In 1701 the powerful plutocrats in the free city of Lübeck regarded themselves as noblemen and their leader, the mayor, would naturally outrank an ordinary nobleman. As a consequence the mayor and the nobleman were exchanged in the new painting.

The merchant and the craftsman: In Low German a craftsman is "Amtman", and in 1463 the rich merchant came before the poor craftsman.

In 1701 the powerful plutocrats in Lübeck regarded themselves as nobility and no longer identified with the traveling merchant, who as a lowly peddler had to travel »To Lande unde tor See« in all kinds of weather, »Dor Wind, Regen unde Snee«. At the same time there was a misunderstanding because the High German word "Amtmann" means civil servant. In order to keep the ranking order, the "civil servant" was now placed before the traveling peddler.

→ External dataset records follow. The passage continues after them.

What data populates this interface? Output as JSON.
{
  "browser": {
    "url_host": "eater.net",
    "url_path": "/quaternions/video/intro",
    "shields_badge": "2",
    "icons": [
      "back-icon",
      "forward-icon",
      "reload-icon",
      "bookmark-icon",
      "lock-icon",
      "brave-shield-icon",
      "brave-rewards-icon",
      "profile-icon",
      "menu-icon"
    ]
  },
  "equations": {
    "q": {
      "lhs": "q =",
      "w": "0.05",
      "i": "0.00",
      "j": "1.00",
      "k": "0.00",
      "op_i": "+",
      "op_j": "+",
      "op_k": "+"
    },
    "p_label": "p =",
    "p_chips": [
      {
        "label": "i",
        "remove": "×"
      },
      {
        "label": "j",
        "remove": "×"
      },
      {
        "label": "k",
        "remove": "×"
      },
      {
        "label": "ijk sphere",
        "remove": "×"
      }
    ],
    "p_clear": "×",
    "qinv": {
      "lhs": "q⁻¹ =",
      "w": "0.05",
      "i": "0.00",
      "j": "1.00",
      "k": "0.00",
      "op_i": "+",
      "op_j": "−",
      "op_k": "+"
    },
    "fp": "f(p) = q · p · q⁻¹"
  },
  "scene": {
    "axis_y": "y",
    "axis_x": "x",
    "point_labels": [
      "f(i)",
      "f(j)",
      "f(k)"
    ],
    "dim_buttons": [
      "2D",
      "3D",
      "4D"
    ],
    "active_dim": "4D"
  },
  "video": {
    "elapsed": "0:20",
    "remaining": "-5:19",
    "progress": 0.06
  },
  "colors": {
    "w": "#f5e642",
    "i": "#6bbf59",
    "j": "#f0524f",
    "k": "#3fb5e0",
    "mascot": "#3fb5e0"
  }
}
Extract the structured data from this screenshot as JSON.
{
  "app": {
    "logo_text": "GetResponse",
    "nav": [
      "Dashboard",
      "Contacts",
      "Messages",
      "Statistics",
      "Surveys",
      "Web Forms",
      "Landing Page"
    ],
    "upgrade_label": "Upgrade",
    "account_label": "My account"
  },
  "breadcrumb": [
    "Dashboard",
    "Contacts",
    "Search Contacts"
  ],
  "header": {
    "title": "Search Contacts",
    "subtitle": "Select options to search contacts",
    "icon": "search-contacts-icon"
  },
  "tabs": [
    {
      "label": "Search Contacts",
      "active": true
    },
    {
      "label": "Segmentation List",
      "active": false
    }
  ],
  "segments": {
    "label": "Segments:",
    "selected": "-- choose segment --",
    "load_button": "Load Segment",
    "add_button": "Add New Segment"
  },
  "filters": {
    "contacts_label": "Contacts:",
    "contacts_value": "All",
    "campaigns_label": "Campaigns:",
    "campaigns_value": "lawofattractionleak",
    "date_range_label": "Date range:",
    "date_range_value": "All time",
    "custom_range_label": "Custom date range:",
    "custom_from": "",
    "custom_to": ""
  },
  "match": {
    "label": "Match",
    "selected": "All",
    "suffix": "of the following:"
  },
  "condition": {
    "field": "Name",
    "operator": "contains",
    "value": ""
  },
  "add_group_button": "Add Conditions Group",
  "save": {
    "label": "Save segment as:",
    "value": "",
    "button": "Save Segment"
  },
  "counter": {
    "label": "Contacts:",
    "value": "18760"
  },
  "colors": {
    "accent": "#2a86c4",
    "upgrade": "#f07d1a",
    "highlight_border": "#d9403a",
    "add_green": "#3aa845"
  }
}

When Jacob von Melle published his notes in 1713, he was so influenced by the new painting (which was now 12 years old) that he rearranged his notes to follow the same new sequence. To complete the confusion he also copied the headings from the new painting.


Further information

Milde #1
Carl Julius Milde, Milde #1
Milde 2
Carl Julius Milde, Milde #2
Milde #3
Carl Julius Milde, Milde #3
Milde #4
Carl Julius Milde, Milde #4
Milde #5
Carl Julius Milde, Milde #5
Milde #6
Carl Julius Milde, Milde #6
Milde #7
Carl Julius Milde, Milde #7
Milde #8
Carl Julius Milde, Milde #8

Footnotes: (1)

Mantels wrote in Anzeiger für Kunde der deutschen Vorzeit p. 158:

Aber auch meine bisherige Annahme, dass das Bild vor 1701 auf Holz gemalt gewesen sei, hat sich nicht stichhaltig erwiesen.

Ich fand nämlich unter der von oben her das Bild in seinem ganzen Umlauf begrenzenden, wulstartigen Holzkrönung alte Leinwandreste hervorragend, welche namentlich an der Westseite ununterbrochen fortlaufen, Farbenspuren tragen und den deutlichen Beweis liefern, daß das vorige Leinwandbild herausgeschnitten ist, um es zu entfernen, und wohl auch, um vom Maler bequemer copiert werden zu können.